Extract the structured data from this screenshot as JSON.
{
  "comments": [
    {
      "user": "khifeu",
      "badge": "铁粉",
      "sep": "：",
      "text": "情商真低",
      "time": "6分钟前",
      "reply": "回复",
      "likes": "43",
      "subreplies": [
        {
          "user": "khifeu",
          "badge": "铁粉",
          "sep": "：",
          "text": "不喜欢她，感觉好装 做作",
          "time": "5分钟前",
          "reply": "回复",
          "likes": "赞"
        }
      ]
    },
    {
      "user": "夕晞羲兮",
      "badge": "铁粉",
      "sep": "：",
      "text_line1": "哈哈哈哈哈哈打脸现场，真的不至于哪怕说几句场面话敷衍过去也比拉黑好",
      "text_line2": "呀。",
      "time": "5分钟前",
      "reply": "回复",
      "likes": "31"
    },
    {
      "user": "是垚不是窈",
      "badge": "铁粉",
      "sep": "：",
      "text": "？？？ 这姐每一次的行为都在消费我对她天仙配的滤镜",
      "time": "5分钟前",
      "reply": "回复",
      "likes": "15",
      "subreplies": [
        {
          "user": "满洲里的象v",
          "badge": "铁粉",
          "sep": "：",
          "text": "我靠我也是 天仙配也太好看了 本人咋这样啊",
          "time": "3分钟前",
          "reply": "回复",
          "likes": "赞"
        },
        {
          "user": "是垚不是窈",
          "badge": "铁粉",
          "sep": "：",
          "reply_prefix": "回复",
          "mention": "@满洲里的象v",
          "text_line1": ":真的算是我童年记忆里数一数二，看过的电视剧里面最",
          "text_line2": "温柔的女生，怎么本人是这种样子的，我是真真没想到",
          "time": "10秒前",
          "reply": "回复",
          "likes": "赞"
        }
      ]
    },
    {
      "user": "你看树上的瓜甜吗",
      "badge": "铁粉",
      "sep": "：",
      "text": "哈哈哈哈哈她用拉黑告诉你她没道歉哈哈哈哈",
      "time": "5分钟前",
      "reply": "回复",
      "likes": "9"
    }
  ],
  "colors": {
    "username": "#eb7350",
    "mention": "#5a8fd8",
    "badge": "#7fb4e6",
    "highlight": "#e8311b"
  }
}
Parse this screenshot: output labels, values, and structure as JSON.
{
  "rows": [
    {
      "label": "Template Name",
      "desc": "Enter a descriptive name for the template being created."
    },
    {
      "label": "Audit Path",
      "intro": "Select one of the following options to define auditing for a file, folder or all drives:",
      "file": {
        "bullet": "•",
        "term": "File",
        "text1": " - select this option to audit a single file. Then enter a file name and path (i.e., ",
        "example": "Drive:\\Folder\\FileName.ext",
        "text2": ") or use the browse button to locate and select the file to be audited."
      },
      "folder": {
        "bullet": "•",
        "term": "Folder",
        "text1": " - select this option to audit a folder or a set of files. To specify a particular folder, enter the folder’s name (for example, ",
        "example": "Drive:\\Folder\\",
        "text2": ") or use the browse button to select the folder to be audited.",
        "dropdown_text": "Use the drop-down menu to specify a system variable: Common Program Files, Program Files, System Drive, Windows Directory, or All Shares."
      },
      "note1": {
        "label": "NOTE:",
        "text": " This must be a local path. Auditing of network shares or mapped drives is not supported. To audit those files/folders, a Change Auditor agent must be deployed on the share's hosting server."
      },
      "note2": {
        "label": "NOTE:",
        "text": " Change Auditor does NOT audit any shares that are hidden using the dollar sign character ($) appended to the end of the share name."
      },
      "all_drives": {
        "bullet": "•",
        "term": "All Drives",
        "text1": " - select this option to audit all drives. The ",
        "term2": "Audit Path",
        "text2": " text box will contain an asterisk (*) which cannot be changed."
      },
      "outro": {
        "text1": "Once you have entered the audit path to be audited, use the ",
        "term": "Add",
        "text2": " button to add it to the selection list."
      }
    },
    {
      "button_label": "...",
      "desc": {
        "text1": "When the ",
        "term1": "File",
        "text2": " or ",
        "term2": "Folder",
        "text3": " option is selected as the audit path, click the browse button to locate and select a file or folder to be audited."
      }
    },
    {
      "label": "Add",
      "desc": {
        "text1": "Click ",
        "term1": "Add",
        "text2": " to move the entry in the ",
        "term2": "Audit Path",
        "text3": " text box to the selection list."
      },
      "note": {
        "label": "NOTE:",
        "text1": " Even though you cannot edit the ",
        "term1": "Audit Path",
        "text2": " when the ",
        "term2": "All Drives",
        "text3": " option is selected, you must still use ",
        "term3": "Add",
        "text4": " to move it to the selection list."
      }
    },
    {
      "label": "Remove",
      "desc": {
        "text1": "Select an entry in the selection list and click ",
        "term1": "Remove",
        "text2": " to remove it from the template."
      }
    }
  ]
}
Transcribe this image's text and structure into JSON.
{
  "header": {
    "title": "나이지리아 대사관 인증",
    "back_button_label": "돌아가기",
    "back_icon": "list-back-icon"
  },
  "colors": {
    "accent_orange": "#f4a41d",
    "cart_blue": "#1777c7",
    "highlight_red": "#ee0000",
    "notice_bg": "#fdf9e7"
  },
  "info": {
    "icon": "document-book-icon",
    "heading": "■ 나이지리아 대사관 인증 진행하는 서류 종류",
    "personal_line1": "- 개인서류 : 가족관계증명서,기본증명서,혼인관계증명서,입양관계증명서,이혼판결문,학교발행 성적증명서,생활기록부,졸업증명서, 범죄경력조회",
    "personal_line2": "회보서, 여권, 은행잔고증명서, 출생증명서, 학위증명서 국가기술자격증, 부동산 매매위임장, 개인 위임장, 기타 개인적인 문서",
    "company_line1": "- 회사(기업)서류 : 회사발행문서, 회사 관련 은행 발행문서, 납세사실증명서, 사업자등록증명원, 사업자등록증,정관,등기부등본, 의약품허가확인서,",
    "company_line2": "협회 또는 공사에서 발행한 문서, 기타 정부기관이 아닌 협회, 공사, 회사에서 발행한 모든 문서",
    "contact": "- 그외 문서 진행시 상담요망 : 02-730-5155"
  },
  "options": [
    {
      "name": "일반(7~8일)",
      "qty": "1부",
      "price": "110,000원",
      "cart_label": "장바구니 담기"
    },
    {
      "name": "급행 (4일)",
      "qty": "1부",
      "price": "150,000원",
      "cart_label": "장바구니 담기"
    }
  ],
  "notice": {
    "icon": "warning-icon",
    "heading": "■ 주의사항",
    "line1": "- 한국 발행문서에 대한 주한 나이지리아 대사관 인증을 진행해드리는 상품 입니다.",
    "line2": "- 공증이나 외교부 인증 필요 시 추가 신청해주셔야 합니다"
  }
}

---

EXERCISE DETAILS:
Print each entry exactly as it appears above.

REPLY TO THE EXERCISE:
Extract the structured data from this screenshot as JSON.
{
  "comments": [
    {
      "user": "khifeu",
      "badge": "铁粉",
      "sep": "：",
      "text": "情商真低",
      "time": "6分钟前",
      "reply": "回复",
      "likes": "43",
      "subreplies": [
        {
          "user": "khifeu",
          "badge": "铁粉",
          "sep": "：",
          "text": "不喜欢她，感觉好装 做作",
          "time": "5分钟前",
          "reply": "回复",
          "likes": "赞"
        }
      ]
    },
    {
      "user": "夕晞羲兮",
      "badge": "铁粉",
      "sep": "：",
      "text_line1": "哈哈哈哈哈哈打脸现场，真的不至于哪怕说几句场面话敷衍过去也比拉黑好",
      "text_line2": "呀。",
      "time": "5分钟前",
      "reply": "回复",
      "likes": "31"
    },
    {
      "user": "是垚不是窈",
      "badge": "铁粉",
      "sep": "：",
      "text": "？？？ 这姐每一次的行为都在消费我对她天仙配的滤镜",
      "time": "5分钟前",
      "reply": "回复",
      "likes": "15",
      "subreplies": [
        {
          "user": "满洲里的象v",
          "badge": "铁粉",
          "sep": "：",
          "text": "我靠我也是 天仙配也太好看了 本人咋这样啊",
          "time": "3分钟前",
          "reply": "回复",
          "likes": "赞"
        },
        {
          "user": "是垚不是窈",
          "badge": "铁粉",
          "sep": "：",
          "reply_prefix": "回复",
          "mention": "@满洲里的象v",
          "text_line1": ":真的算是我童年记忆里数一数二，看过的电视剧里面最",
          "text_line2": "温柔的女生，怎么本人是这种样子的，我是真真没想到",
          "time": "10秒前",
          "reply": "回复",
          "likes": "赞"
        }
      ]
    },
    {
      "user": "你看树上的瓜甜吗",
      "badge": "铁粉",
      "sep": "：",
      "text": "哈哈哈哈哈她用拉黑告诉你她没道歉哈哈哈哈",
      "time": "5分钟前",
      "reply": "回复",
      "likes": "9"
    }
  ],
  "colors": {
    "username": "#eb7350",
    "mention": "#5a8fd8",
    "badge": "#7fb4e6",
    "highlight": "#e8311b"
  }
}
Parse this screenshot: output labels, values, and structure as JSON.
{
  "rows": [
    {
      "label": "Template Name",
      "desc": "Enter a descriptive name for the template being created."
    },
    {
      "label": "Audit Path",
      "intro": "Select one of the following options to define auditing for a file, folder or all drives:",
      "file": {
        "bullet": "•",
        "term": "File",
        "text1": " - select this option to audit a single file. Then enter a file name and path (i.e., ",
        "example": "Drive:\\Folder\\FileName.ext",
        "text2": ") or use the browse button to locate and select the file to be audited."
      },
      "folder": {
        "bullet": "•",
        "term": "Folder",
        "text1": " - select this option to audit a folder or a set of files. To specify a particular folder, enter the folder’s name (for example, ",
        "example": "Drive:\\Folder\\",
        "text2": ") or use the browse button to select the folder to be audited.",
        "dropdown_text": "Use the drop-down menu to specify a system variable: Common Program Files, Program Files, System Drive, Windows Directory, or All Shares."
      },
      "note1": {
        "label": "NOTE:",
        "text": " This must be a local path. Auditing of network shares or mapped drives is not supported. To audit those files/folders, a Change Auditor agent must be deployed on the share's hosting server."
      },
      "note2": {
        "label": "NOTE:",
        "text": " Change Auditor does NOT audit any shares that are hidden using the dollar sign character ($) appended to the end of the share name."
      },
      "all_drives": {
        "bullet": "•",
        "term": "All Drives",
        "text1": " - select this option to audit all drives. The ",
        "term2": "Audit Path",
        "text2": " text box will contain an asterisk (*) which cannot be changed."
      },
      "outro": {
        "text1": "Once you have entered the audit path to be audited, use the ",
        "term": "Add",
        "text2": " button to add it to the selection list."
      }
    },
    {
      "button_label": "...",
      "desc": {
        "text1": "When the ",
        "term1": "File",
        "text2": " or ",
        "term2": "Folder",
        "text3": " option is selected as the audit path, click the browse button to locate and select a file or folder to be audited."
      }
    },
    {
      "label": "Add",
      "desc": {
        "text1": "Click ",
        "term1": "Add",
        "text2": " to move the entry in the ",
        "term2": "Audit Path",
        "text3": " text box to the selection list."
      },
      "note": {
        "label": "NOTE:",
        "text1": " Even though you cannot edit the ",
        "term1": "Audit Path",
        "text2": " when the ",
        "term2": "All Drives",
        "text3": " option is selected, you must still use ",
        "term3": "Add",
        "text4": " to move it to the selection list."
      }
    },
    {
      "label": "Remove",
      "desc": {
        "text1": "Select an entry in the selection list and click ",
        "term1": "Remove",
        "text2": " to remove it from the template."
      }
    }
  ]
}
Transcribe this image's text and structure into JSON.
{
  "header": {
    "title": "나이지리아 대사관 인증",
    "back_button_label": "돌아가기",
    "back_icon": "list-back-icon"
  },
  "colors": {
    "accent_orange": "#f4a41d",
    "cart_blue": "#1777c7",
    "highlight_red": "#ee0000",
    "notice_bg": "#fdf9e7"
  },
  "info": {
    "icon": "document-book-icon",
    "heading": "■ 나이지리아 대사관 인증 진행하는 서류 종류",
    "personal_line1": "- 개인서류 : 가족관계증명서,기본증명서,혼인관계증명서,입양관계증명서,이혼판결문,학교발행 성적증명서,생활기록부,졸업증명서, 범죄경력조회",
    "personal_line2": "회보서, 여권, 은행잔고증명서, 출생증명서, 학위증명서 국가기술자격증, 부동산 매매위임장, 개인 위임장, 기타 개인적인 문서",
    "company_line1": "- 회사(기업)서류 : 회사발행문서, 회사 관련 은행 발행문서, 납세사실증명서, 사업자등록증명원, 사업자등록증,정관,등기부등본, 의약품허가확인서,",
    "company_line2": "협회 또는 공사에서 발행한 문서, 기타 정부기관이 아닌 협회, 공사, 회사에서 발행한 모든 문서",
    "contact": "- 그외 문서 진행시 상담요망 : 02-730-5155"
  },
  "options": [
    {
      "name": "일반(7~8일)",
      "qty": "1부",
      "price": "110,000원",
      "cart_label": "장바구니 담기"
    },
    {
      "name": "급행 (4일)",
      "qty": "1부",
      "price": "150,000원",
      "cart_label": "장바구니 담기"
    }
  ],
  "notice": {
    "icon": "warning-icon",
    "heading": "■ 주의사항",
    "line1": "- 한국 발행문서에 대한 주한 나이지리아 대사관 인증을 진행해드리는 상품 입니다.",
    "line2": "- 공증이나 외교부 인증 필요 시 추가 신청해주셔야 합니다"
  }
}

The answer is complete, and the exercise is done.